Section 3: Academic Freedom
Centenary College has a strong tradition of intellectual freedom. It subscribes to the following view of the United Methodist Church: "Our role is not to suppress ideas, but to open channels of communication, so that people can come to know the thoughts of their neighbors, and so that the best thoughts of all men and women can come to be the possessions of everyone." (General Conference, 1952). Centenary finds this view consistent with the 1940 AAUP Statement of Principles on Academic Freedom and Tenure, which states, in part, that
Institutions of higher education are conducted for the common good and not to further the interest of either the individual teacher or the institution as a whole. The common good depends upon the free search for truth and its free exposition.
Academic freedom is essential to these purposes and applies to both teaching and research. Freedom in research is fundamental to the advancement of truth. Academic freedom in its teaching aspect is fundamental for the protection of the rights of the teacher in teaching and of the student to freedom in learning. It carries with it duties correlative with rights.
Tenure is a means to certain ends, specifically: 1) freedom of teaching and research and of extramural activities, and 2) a sufficient degree of economic security to make the profession attractive to men and women of ability. Freedom and economic security, hence, tenure, are indispensable to the success of an institution in fulfilling its obligations to its students and to society.
- Teachers are entitled to full freedom in research and in the publication of the results, subject to the adequate performance of their other academic duties; but research for pecuniary return should be based upon an understanding with the authorities of the institution.
- Teachers are entitled to full freedom in the classroom in discussing their subject, but they should be careful not to introduce into their teaching controversial matter which has no relation to their subject. Limitations of academic freedom because of religious or other aims of the institution should be clearly stated in writing at the time of the appointment.
- College and university teachers are citizens, members of a learned profession, and officers of an educational institution. When they speak or write as citizens, they should be free from institutional censorship or discipline, but their special position in the community imposes special obligations. As scholars and educational officers, they should remember that the public may judge their profession and their institution by their utterances.
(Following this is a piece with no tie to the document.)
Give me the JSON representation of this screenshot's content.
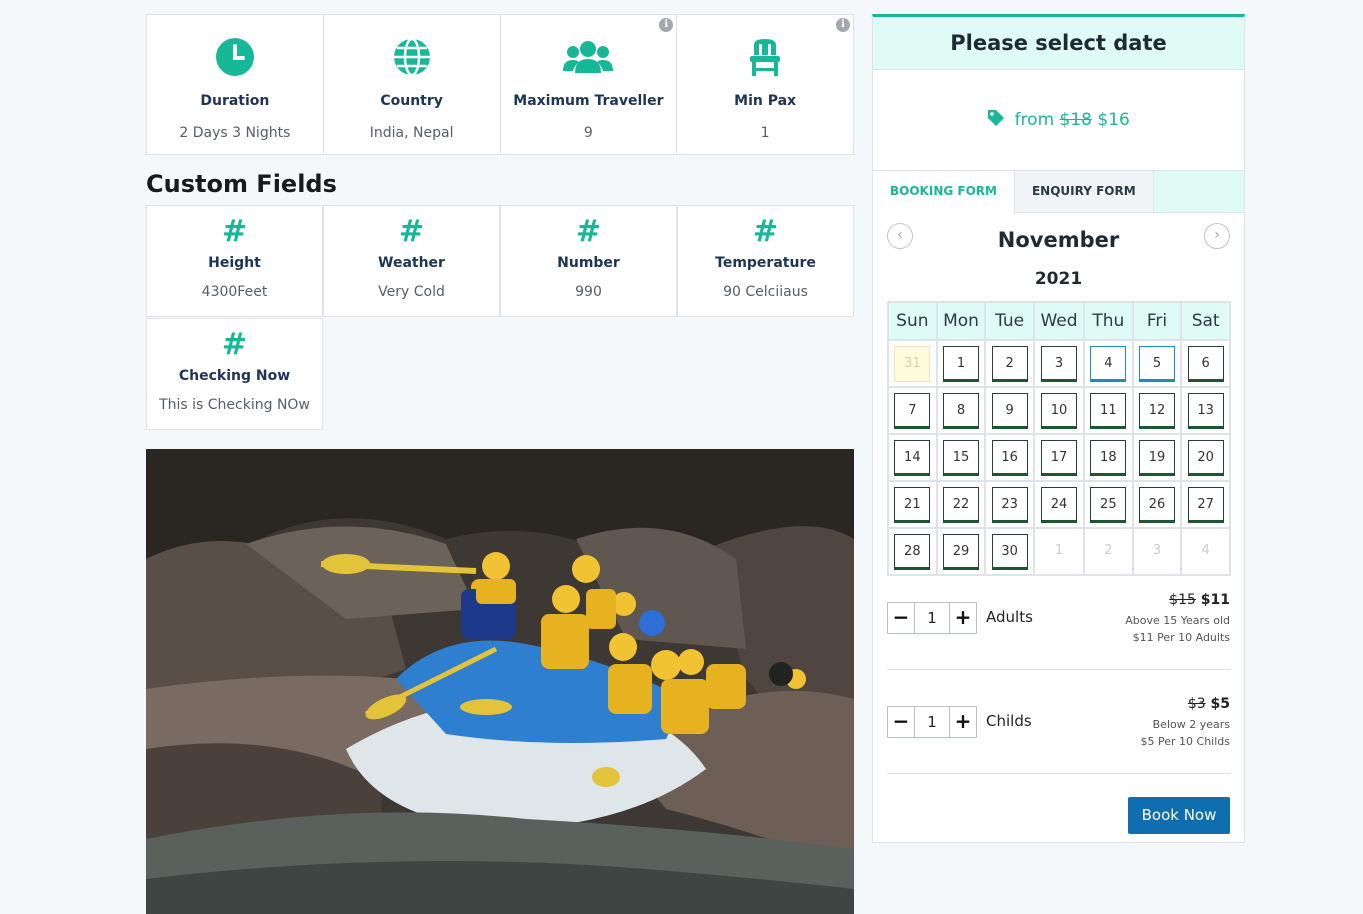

Hence they should at all times be accurate, should exercise appropriate restraint, should show respect for the opinions of others, and should make every effort to indicate that they are not speaking for the institution. (AAUP Policies and Documents Reports, 9th ed., 2001, pp. 3-4)
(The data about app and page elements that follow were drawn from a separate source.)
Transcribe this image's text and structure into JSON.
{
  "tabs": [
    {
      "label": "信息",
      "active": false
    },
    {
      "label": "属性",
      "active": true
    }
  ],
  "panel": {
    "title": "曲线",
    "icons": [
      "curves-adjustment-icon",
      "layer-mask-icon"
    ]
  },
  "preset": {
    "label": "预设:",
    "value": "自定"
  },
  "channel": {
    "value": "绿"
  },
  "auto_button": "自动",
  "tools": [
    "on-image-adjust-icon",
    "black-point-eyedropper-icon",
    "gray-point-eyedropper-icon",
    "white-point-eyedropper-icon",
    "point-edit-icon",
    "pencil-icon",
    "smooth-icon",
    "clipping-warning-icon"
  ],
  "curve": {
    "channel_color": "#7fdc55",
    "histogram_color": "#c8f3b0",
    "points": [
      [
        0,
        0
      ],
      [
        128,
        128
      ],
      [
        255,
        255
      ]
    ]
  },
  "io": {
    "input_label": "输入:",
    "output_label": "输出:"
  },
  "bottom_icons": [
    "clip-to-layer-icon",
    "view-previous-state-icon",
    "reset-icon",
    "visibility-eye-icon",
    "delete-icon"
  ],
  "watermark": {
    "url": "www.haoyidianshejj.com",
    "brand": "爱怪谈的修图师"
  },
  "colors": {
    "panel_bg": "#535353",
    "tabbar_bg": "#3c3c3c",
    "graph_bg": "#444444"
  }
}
Centenary faculty should be cognizant of these principles, which emphasize both the freedom and responsibility of faculty members, both tenured and non-tenured, and incorporate them into their teaching.
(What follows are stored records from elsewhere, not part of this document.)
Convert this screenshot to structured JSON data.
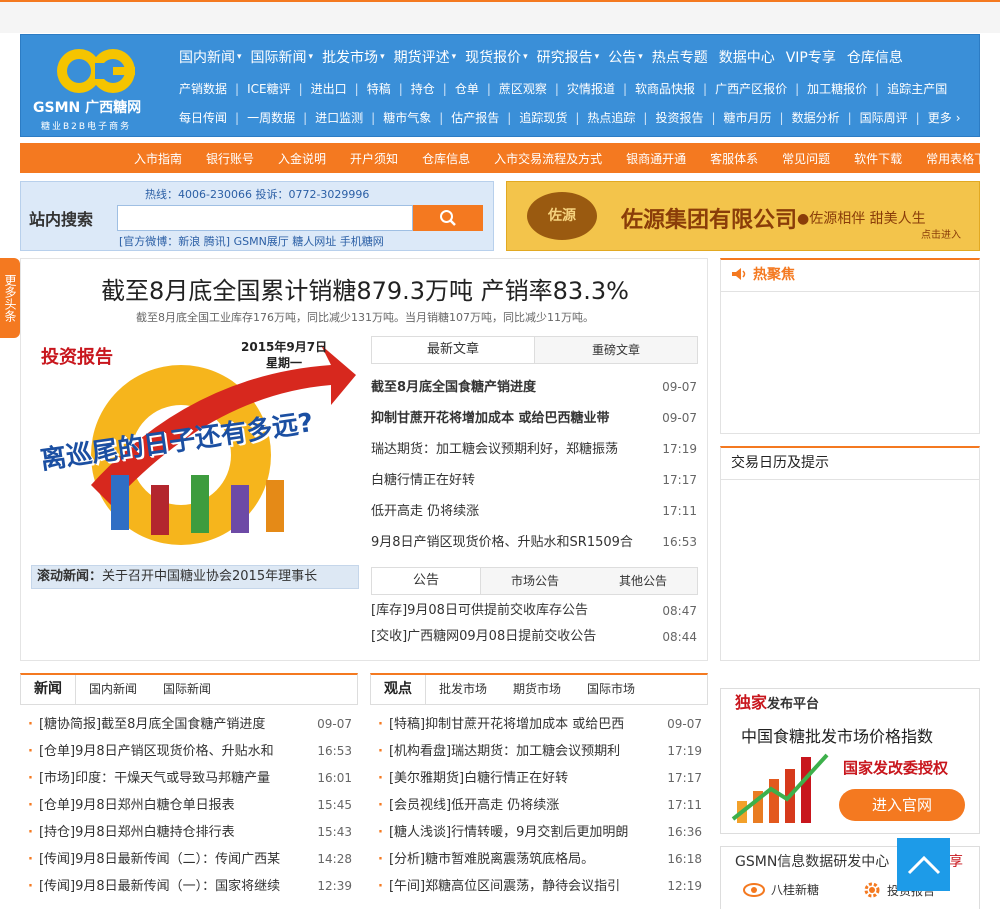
{
  "colors": {
    "brand_blue": "#3a8fd8",
    "accent_orange": "#f47920",
    "headline_red": "#c8161d"
  },
  "logo": {
    "brand": "GSMN 广西糖网",
    "tagline": "糖业B2B电子商务"
  },
  "nav": {
    "row1": [
      "国内新闻",
      "国际新闻",
      "批发市场",
      "期货评述",
      "现货报价",
      "研究报告",
      "公告",
      "热点专题",
      "数据中心",
      "VIP专享",
      "仓库信息"
    ],
    "row1_dropdown": [
      true,
      true,
      true,
      true,
      true,
      true,
      true,
      false,
      false,
      false,
      false
    ],
    "row2": [
      "产销数据",
      "ICE糖评",
      "进出口",
      "特稿",
      "持仓",
      "仓单",
      "蔗区观察",
      "灾情报道",
      "软商品快报",
      "广西产区报价",
      "加工糖报价",
      "追踪主产国"
    ],
    "row3": [
      "每日传闻",
      "一周数据",
      "进口监测",
      "糖市气象",
      "估产报告",
      "追踪现货",
      "热点追踪",
      "投资报告",
      "糖市月历",
      "数据分析",
      "国际周评",
      "更多"
    ]
  },
  "orangebar": [
    "入市指南",
    "银行账号",
    "入金说明",
    "开户须知",
    "仓库信息",
    "入市交易流程及方式",
    "银商通开通",
    "客服体系",
    "常见问题",
    "软件下载",
    "常用表格下载"
  ],
  "search": {
    "label": "站内搜索",
    "hotline": "热线：4006-230066   投诉：0772-3029996",
    "placeholder": "",
    "links": "[官方微博：新浪 腾讯] GSMN展厅 糖人网址 手机糖网"
  },
  "ad": {
    "logo_text": "佐源",
    "company": "佐源集团有限公司",
    "slogan": "●佐源相伴 甜美人生",
    "enter": "点击进入"
  },
  "sidetab": "更多头条",
  "headline": {
    "title": "截至8月底全国累计销糖879.3万吨 产销率83.3%",
    "summary": "截至8月底全国工业库存176万吨，同比减少131万吨。当月销糖107万吨，同比减少11万吨。"
  },
  "hero": {
    "tag": "投资报告",
    "date": "2015年9月7日",
    "weekday": "星期一",
    "caption": "离巡尾的日子还有多远?"
  },
  "scroll_news": {
    "label": "滚动新闻：",
    "text": "关于召开中国糖业协会2015年理事长"
  },
  "tabs_latest": [
    "最新文章",
    "重磅文章"
  ],
  "latest": [
    {
      "title": "截至8月底全国食糖产销进度",
      "time": "09-07",
      "bold": true
    },
    {
      "title": "抑制甘蔗开花将增加成本 或给巴西糖业带",
      "time": "09-07",
      "bold": true
    },
    {
      "title": "瑞达期货：加工糖会议预期利好，郑糖振荡",
      "time": "17:19",
      "bold": false
    },
    {
      "title": "白糖行情正在好转",
      "time": "17:17",
      "bold": false
    },
    {
      "title": "低开高走 仍将续涨",
      "time": "17:11",
      "bold": false
    },
    {
      "title": "9月8日产销区现货价格、升贴水和SR1509合",
      "time": "16:53",
      "bold": false
    }
  ],
  "tabs_notice": [
    "公告",
    "市场公告",
    "其他公告"
  ],
  "notices": [
    {
      "title": "[库存]9月08日可供提前交收库存公告",
      "time": "08:47"
    },
    {
      "title": "[交收]广西糖网09月08日提前交收公告",
      "time": "08:44"
    }
  ],
  "hot": {
    "title": "热聚焦"
  },
  "calendar": {
    "title": "交易日历及提示"
  },
  "news_tabs": [
    "新闻",
    "国内新闻",
    "国际新闻"
  ],
  "news": [
    {
      "title": "[糖协简报]截至8月底全国食糖产销进度",
      "time": "09-07"
    },
    {
      "title": "[仓单]9月8日产销区现货价格、升贴水和",
      "time": "16:53"
    },
    {
      "title": "[市场]印度：干燥天气或导致马邦糖产量",
      "time": "16:01"
    },
    {
      "title": "[仓单]9月8日郑州白糖仓单日报表",
      "time": "15:45"
    },
    {
      "title": "[持仓]9月8日郑州白糖持仓排行表",
      "time": "15:43"
    },
    {
      "title": "[传闻]9月8日最新传闻（二）：传闻广西某",
      "time": "14:28"
    },
    {
      "title": "[传闻]9月8日最新传闻（一）：国家将继续",
      "time": "12:39"
    }
  ],
  "view_tabs": [
    "观点",
    "批发市场",
    "期货市场",
    "国际市场"
  ],
  "views": [
    {
      "title": "[特稿]抑制甘蔗开花将增加成本 或给巴西",
      "time": "09-07"
    },
    {
      "title": "[机构看盘]瑞达期货：加工糖会议预期利",
      "time": "17:19"
    },
    {
      "title": "[美尔雅期货]白糖行情正在好转",
      "time": "17:17"
    },
    {
      "title": "[会员视线]低开高走 仍将续涨",
      "time": "17:11"
    },
    {
      "title": "[糖人浅谈]行情转暖，9月交割后更加明朗",
      "time": "16:36"
    },
    {
      "title": "[分析]糖市暂难脱离震荡筑底格局。",
      "time": "16:18"
    },
    {
      "title": "[午间]郑糖高位区间震荡，静待会议指引",
      "time": "12:19"
    }
  ],
  "dujia": {
    "tag": "独家",
    "tag_rest": "发布平台",
    "title": "中国食糖批发市场价格指数",
    "auth": "国家发改委授权",
    "button": "进入官网"
  },
  "gsmn": {
    "title": "GSMN信息数据研发中心",
    "share": "享",
    "item1": "八桂新糖",
    "item2": "投资报告"
  }
}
Academic freedom cases arise when faculty members allege that an employee of Centenary College or a member of the Board of Trustees has acted to infringe upon their freedom of teaching, research, writing or extramural activities. In an allegation of violation of academic freedom, there must be a specific and clear connection between an infringement of academic freedom in teaching, research, writing or an extramural activity and the behavior of a person or persons acting in official capacity as an employee of Centenary College or a member of the Board of Trustees. In cases of denial of tenure or reappointment, an allegation of procedural error or other failure to apply appropriate criteria fairly will not in itself be the basis for an academic freedom complaint.
Faculty members who believe their academic freedom has been violated should immediately consult confidentially in written form with the Chairperson of the Faculty Appeals Committee and the Chairperson of the Faculty Coordinating Council, who will review the evidence for the alleged violation and follow the procedure established in Section 13 of the Faculty Handbook. (5/2007)
Updated May 9, 2007.